**TASK PROMPT**
Once the line holding "What data populates" is found, output it and all remaining lines of the data exactly, with every picture left out.

**DATA FOR THIS EXERCISE**
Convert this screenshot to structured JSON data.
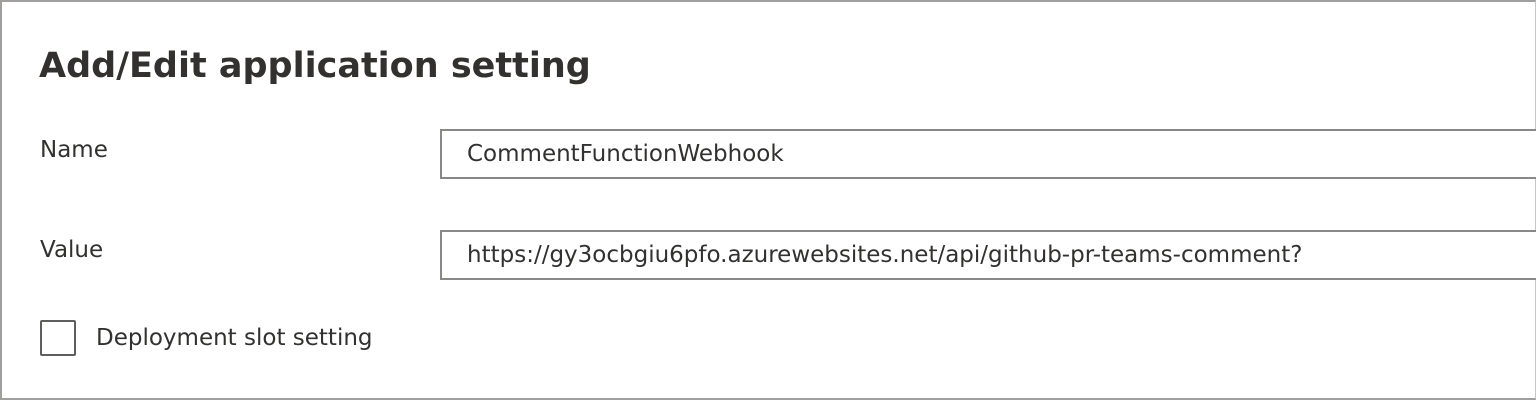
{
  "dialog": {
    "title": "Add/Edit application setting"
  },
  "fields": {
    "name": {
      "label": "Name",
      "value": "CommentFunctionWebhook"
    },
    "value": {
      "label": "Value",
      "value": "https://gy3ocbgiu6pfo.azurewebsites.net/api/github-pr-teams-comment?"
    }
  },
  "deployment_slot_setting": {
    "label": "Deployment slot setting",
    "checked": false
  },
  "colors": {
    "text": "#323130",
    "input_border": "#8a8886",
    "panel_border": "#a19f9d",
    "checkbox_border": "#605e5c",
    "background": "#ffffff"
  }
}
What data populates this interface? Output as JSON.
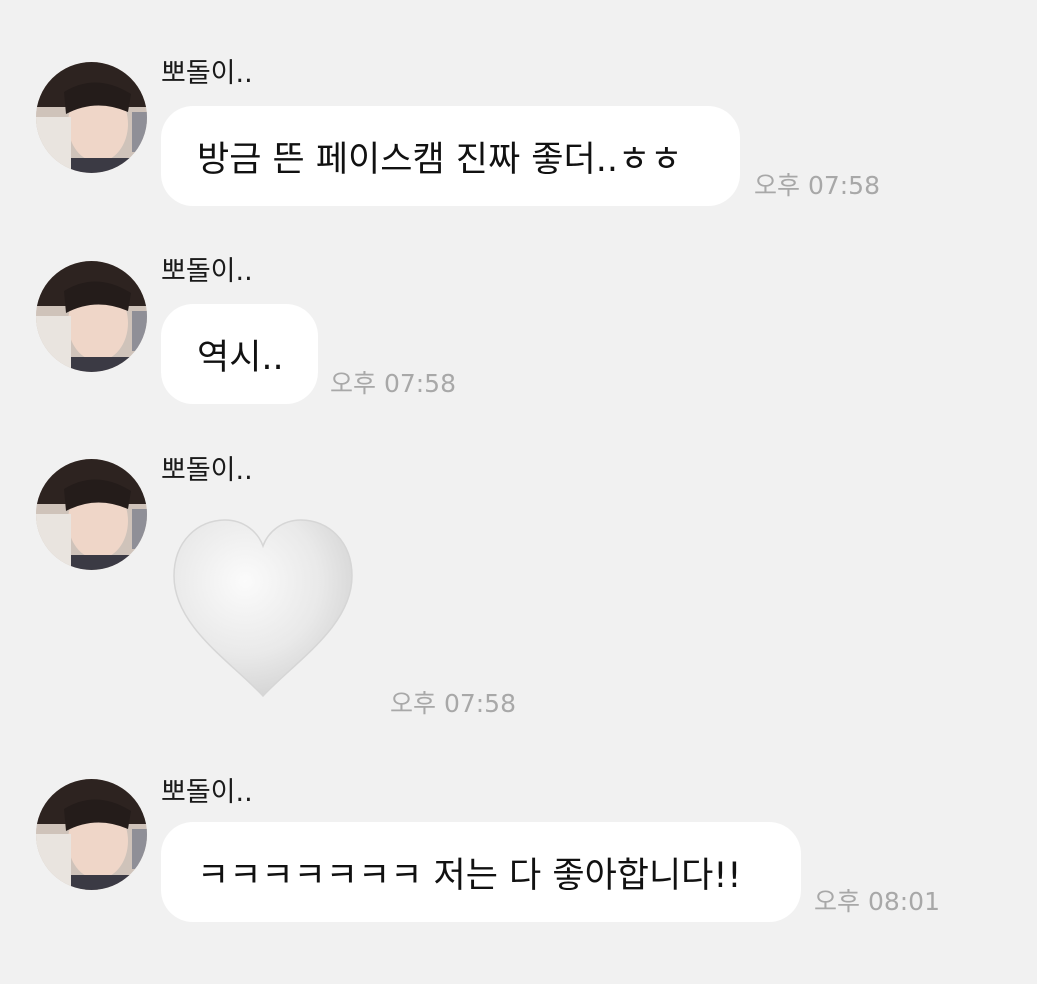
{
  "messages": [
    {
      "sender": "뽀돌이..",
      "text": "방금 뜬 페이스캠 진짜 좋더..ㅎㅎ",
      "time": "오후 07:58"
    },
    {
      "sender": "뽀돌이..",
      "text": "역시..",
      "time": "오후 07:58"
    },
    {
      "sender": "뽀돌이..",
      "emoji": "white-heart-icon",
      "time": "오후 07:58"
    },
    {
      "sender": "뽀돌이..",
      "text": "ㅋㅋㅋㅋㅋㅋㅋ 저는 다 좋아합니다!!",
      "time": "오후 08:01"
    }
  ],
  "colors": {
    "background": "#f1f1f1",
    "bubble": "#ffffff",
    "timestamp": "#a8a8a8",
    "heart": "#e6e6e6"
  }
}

**ANSWER SPACE**
What data populates this interface? Output as JSON.
{
  "messages": [
    {
      "sender": "뽀돌이..",
      "text": "방금 뜬 페이스캠 진짜 좋더..ㅎㅎ",
      "time": "오후 07:58"
    },
    {
      "sender": "뽀돌이..",
      "text": "역시..",
      "time": "오후 07:58"
    },
    {
      "sender": "뽀돌이..",
      "emoji": "white-heart-icon",
      "time": "오후 07:58"
    },
    {
      "sender": "뽀돌이..",
      "text": "ㅋㅋㅋㅋㅋㅋㅋ 저는 다 좋아합니다!!",
      "time": "오후 08:01"
    }
  ],
  "colors": {
    "background": "#f1f1f1",
    "bubble": "#ffffff",
    "timestamp": "#a8a8a8",
    "heart": "#e6e6e6"
  }
}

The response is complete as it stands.